Author’s Corner: Gary Steward
Each week on Credo we welcome you to join us in the Author’s Corner where we will meet a set of authors whose recent books deserve your attention and might even help you grow in your knowledge of theology, history, philosophy, and the scriptures. We hope the Author’s Corner can keep you up-to-date on the most important books published today and where you can find them.
On today’s Author’s Corner, we present you with two works of history and theology that are rich in wisdom for today’s world.
Dr. Gary Steward (B.A., M.Div., Th.M, Ph.D.) is an Assistant Professor of History at Colorado Christian University in Lakewood, Colorado. Prior to this, he served as the pastor of Calvary Baptist Church in St. John’s, Newfoundland. He holds a Ph.D. in Church History and Historical Theology from the Southern Baptist Theological Seminary in Louisville, Kentucky, and currently lives in the Denver area with his wife and three children.

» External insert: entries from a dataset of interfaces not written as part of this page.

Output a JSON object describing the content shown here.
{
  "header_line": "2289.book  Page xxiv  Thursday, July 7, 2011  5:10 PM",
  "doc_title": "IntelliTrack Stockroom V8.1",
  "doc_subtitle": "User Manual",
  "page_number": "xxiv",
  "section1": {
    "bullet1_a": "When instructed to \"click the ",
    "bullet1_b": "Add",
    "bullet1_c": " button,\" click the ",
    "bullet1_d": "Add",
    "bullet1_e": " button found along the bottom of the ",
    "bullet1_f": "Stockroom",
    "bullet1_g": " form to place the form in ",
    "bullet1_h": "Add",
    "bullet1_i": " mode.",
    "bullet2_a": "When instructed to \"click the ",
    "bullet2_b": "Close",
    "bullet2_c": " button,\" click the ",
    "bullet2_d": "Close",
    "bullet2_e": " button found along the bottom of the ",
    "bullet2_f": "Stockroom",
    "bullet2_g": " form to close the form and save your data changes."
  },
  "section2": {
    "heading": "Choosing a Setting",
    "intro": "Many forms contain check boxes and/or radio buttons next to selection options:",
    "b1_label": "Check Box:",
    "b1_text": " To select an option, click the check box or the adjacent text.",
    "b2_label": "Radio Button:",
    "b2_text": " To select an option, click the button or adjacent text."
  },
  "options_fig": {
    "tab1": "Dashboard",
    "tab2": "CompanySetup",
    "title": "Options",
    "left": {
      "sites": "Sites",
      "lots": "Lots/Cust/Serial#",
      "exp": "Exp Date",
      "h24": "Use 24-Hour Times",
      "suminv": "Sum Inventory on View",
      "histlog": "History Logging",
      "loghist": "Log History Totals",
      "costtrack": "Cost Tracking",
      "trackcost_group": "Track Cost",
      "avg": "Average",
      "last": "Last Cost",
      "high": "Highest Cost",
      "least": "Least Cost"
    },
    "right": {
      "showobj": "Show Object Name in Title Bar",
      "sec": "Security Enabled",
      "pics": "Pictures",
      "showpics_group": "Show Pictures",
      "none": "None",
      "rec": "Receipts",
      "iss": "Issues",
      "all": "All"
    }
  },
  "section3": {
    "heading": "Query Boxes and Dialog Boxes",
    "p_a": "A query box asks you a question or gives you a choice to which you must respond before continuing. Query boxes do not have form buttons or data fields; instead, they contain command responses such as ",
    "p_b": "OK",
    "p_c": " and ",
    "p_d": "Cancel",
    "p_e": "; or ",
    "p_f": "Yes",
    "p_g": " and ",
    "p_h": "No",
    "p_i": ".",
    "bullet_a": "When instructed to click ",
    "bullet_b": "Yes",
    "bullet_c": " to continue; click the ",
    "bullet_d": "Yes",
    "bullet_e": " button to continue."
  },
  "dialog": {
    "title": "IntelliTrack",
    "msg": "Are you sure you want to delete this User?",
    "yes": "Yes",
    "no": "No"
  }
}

Reforming Culture: J.W. Alexander’s Christian Approach to Social Reform (Joshua Press, 2020)
How should we address the social ills in our culture? How should we respond to the social and economic inequalities around us? James W. Alexander (1804-1859) thought deeply about these problems and wrote extensively about how these issues might be addressed from a Christian perspective. The son of Princeton Seminary’s first faculty member, Alexander rose to prominence in the nineteenth century as a Christian leader in Virginia, New Jersey, and New York City. While he authored numerous books and articles, Alexander’s contribution to evangelical thought has largely been overlooked. Alexander was deeply concerned about the economic, political, and social structures of antebellum American society, and he left behind a great deal of material that addressed these issues. In an age when social reformers traversed America with an abundance of novel ideas and utopian schemes, Alexander believed that the Christian gospel and the influence of Christian truth was the best means approach for bringing about lasting good in the world around us. Alexander’s thoughts on government, economics, education, and race continue to be relevant for our own day. While the complexion of our social ills may have changed, the solution to needs of our culture have largely remained the same.
Drawing from a wide range of sources, Justifying Revolution: The American Clergy’s Argument for Political Resistance, 1750-1776 answers the question of why so many American clergymen found it morally and ethically right to support resistance to British political authority by exploring the theological background and rich Protestant history available to the American clergy as they considered political resistance and wrestled with the best course of action for them and their congregations. Gary L. Steward argues that, rather than deviating from their inherited modes of thought, the clergy who supported resistance did so in ways that were consistent with their own theological tradition.